▸ **Task to complete**: In the records below, find the line containing "Give me the" and the line containing "Parse this screenshot: output"; please repeat exactly the lines from one to the other, both included, and nothing more.

Data about app and page elements:
◇ ◇ ◇ ◇ ◇ ◇ ◇

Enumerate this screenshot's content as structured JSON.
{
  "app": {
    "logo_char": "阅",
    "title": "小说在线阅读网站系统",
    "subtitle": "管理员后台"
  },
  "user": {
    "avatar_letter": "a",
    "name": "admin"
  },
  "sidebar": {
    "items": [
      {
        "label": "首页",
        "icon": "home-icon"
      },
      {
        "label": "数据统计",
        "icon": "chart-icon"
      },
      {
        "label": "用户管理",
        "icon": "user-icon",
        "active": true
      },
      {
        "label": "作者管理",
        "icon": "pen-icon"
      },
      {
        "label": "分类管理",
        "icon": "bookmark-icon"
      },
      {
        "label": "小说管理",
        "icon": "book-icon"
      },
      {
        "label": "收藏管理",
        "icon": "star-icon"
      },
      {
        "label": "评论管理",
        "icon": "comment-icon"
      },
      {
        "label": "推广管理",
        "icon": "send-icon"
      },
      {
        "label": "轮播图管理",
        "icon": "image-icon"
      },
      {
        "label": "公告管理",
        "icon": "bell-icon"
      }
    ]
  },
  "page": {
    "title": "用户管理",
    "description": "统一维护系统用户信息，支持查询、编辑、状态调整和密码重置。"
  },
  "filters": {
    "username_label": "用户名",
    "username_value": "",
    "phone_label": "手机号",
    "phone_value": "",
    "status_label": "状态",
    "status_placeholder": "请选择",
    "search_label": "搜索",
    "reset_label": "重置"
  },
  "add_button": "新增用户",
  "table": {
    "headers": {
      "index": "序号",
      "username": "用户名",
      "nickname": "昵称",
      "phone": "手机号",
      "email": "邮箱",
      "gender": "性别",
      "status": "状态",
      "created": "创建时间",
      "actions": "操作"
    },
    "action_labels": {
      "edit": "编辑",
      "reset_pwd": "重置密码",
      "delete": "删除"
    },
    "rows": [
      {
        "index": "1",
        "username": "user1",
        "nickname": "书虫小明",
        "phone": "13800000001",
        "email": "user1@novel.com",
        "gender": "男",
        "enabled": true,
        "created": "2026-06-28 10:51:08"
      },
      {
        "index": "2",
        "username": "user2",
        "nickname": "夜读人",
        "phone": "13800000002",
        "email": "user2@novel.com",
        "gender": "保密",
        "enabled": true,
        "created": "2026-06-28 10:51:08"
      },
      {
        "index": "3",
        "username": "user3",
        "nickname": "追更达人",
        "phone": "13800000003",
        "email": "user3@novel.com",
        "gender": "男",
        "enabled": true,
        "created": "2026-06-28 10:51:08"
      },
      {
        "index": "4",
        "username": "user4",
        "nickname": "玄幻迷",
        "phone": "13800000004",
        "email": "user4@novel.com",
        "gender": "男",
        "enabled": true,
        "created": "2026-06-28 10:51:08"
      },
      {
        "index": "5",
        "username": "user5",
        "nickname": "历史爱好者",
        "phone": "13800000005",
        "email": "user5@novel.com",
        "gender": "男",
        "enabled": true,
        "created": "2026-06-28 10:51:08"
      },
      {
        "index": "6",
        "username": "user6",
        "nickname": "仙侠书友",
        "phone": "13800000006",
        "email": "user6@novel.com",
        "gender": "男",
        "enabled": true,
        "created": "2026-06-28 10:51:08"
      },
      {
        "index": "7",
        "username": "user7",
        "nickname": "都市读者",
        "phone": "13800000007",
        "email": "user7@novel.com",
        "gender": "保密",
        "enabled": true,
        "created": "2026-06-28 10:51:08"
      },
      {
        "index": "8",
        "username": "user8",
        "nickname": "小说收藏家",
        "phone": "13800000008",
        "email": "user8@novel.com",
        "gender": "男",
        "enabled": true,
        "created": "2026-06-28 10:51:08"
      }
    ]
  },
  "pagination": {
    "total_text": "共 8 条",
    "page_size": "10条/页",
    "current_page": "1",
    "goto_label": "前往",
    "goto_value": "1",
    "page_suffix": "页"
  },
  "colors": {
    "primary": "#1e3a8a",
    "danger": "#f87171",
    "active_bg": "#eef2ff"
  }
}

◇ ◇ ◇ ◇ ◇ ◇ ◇

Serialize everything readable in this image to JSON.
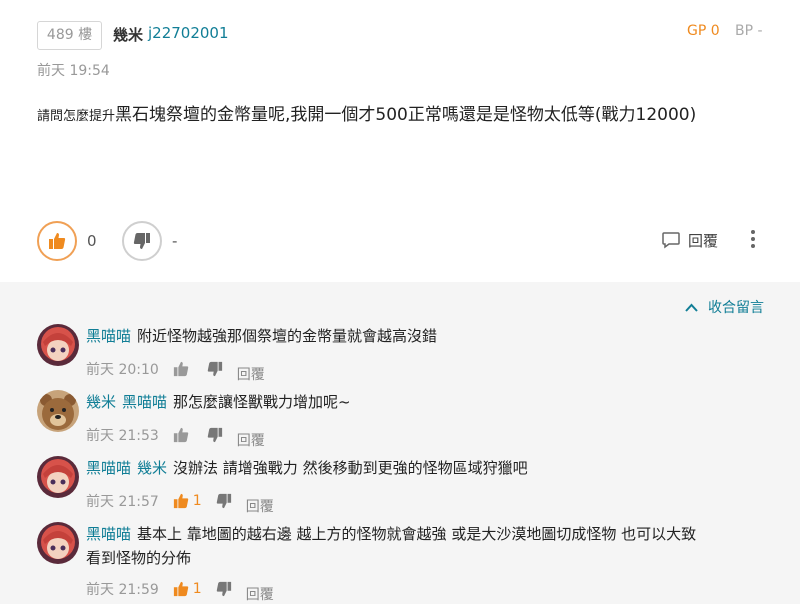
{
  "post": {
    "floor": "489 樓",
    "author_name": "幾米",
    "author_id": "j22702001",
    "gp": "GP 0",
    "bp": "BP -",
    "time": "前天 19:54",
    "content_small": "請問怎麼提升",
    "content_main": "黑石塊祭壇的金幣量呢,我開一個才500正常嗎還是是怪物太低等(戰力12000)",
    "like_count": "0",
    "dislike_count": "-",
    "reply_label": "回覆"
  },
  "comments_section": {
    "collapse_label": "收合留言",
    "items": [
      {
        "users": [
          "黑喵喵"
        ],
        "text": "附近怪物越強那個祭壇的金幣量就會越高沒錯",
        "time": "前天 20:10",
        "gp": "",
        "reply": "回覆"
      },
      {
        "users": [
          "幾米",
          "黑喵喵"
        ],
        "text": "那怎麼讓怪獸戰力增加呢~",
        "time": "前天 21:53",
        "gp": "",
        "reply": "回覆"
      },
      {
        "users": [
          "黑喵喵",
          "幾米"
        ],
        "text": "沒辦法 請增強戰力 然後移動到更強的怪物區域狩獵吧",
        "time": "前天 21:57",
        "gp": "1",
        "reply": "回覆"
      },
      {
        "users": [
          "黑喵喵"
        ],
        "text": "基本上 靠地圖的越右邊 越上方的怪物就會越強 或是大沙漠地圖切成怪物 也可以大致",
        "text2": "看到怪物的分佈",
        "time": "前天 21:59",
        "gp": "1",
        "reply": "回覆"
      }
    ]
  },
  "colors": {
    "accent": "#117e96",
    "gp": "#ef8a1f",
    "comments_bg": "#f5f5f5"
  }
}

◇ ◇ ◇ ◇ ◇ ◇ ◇

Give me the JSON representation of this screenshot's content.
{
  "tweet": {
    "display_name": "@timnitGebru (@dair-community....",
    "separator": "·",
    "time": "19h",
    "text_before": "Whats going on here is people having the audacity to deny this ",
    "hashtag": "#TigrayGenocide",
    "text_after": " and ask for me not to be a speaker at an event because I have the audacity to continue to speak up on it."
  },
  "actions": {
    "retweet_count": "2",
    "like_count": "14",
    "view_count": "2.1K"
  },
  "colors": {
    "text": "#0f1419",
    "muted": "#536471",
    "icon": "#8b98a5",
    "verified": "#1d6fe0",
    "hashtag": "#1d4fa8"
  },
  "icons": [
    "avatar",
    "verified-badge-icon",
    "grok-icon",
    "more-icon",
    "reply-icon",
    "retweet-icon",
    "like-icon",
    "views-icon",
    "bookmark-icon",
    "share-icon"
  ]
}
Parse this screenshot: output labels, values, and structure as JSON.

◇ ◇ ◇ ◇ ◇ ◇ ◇

▸ **Response area**:
Give me the JSON representation of this screenshot's content.
{
  "tweet": {
    "display_name": "@timnitGebru (@dair-community....",
    "separator": "·",
    "time": "19h",
    "text_before": "Whats going on here is people having the audacity to deny this ",
    "hashtag": "#TigrayGenocide",
    "text_after": " and ask for me not to be a speaker at an event because I have the audacity to continue to speak up on it."
  },
  "actions": {
    "retweet_count": "2",
    "like_count": "14",
    "view_count": "2.1K"
  },
  "colors": {
    "text": "#0f1419",
    "muted": "#536471",
    "icon": "#8b98a5",
    "verified": "#1d6fe0",
    "hashtag": "#1d4fa8"
  },
  "icons": [
    "avatar",
    "verified-badge-icon",
    "grok-icon",
    "more-icon",
    "reply-icon",
    "retweet-icon",
    "like-icon",
    "views-icon",
    "bookmark-icon",
    "share-icon"
  ]
}
Parse this screenshot: output labels, values, and structure as JSON.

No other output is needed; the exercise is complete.